▶ _What to produce_:
Narrow the data below down to the lines containing "close".

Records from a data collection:
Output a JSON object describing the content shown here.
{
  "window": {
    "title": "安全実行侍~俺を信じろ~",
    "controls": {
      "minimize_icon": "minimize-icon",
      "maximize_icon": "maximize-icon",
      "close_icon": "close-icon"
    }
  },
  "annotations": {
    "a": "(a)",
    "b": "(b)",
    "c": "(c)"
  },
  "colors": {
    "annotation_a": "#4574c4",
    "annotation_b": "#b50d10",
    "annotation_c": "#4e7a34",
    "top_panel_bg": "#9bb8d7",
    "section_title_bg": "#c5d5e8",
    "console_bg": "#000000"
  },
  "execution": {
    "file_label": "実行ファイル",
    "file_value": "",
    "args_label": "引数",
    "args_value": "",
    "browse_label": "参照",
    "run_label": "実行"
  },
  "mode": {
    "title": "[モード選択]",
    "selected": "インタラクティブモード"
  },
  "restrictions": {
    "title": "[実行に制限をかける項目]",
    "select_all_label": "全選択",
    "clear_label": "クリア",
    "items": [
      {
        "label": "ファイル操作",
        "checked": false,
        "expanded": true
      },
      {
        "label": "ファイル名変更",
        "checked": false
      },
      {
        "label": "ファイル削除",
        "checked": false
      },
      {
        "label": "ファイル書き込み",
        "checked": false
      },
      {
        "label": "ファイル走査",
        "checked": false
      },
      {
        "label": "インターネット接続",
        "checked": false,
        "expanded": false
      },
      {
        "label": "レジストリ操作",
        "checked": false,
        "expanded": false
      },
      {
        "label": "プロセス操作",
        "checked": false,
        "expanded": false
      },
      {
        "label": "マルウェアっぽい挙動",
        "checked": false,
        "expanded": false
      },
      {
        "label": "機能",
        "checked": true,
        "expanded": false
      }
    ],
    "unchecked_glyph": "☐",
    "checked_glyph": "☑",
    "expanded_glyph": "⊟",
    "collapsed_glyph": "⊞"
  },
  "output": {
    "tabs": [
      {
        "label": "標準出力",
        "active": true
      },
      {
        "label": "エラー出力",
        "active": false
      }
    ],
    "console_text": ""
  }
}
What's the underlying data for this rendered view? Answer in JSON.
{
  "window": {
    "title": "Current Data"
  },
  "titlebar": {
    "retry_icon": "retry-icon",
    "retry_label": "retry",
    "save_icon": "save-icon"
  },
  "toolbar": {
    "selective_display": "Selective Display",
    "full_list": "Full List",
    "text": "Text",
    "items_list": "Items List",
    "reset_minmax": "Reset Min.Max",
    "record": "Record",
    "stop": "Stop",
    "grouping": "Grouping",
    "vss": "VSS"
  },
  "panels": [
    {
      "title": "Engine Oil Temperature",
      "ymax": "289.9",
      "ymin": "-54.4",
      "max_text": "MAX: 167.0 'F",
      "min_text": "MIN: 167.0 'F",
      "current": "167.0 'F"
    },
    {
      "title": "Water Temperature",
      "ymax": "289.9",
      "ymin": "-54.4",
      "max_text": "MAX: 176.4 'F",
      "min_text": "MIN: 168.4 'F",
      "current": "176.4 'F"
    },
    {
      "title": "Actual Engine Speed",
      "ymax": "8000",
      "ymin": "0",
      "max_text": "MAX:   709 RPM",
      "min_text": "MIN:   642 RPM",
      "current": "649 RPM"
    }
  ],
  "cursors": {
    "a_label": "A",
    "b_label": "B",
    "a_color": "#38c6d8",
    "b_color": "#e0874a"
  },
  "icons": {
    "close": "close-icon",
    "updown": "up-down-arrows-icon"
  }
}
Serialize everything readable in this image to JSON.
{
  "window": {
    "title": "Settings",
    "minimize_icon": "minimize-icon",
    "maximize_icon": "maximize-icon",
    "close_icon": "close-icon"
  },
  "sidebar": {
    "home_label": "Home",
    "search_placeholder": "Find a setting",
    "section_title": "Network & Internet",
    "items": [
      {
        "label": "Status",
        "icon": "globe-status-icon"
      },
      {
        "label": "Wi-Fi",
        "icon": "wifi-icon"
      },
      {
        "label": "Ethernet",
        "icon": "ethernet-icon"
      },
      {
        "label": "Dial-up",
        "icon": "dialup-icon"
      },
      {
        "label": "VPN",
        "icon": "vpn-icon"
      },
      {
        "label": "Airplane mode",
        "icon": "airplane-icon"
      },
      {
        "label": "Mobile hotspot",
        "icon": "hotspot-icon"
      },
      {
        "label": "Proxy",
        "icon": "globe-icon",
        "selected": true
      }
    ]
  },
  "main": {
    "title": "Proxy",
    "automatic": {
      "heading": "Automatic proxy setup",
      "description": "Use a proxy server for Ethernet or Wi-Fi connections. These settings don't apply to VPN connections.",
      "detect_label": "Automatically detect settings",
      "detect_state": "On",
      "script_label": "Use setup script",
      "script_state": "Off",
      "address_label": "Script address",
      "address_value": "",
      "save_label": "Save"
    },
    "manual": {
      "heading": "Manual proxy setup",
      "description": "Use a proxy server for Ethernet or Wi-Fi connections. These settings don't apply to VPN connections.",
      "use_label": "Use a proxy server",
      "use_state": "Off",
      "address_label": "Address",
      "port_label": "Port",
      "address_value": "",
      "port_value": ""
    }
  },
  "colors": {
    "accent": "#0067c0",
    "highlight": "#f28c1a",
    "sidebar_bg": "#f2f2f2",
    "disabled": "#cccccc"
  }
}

▶ _Exercise result_:
      "close_icon": "close-icon"
    "close": "close-icon",
    "close_icon": "close-icon"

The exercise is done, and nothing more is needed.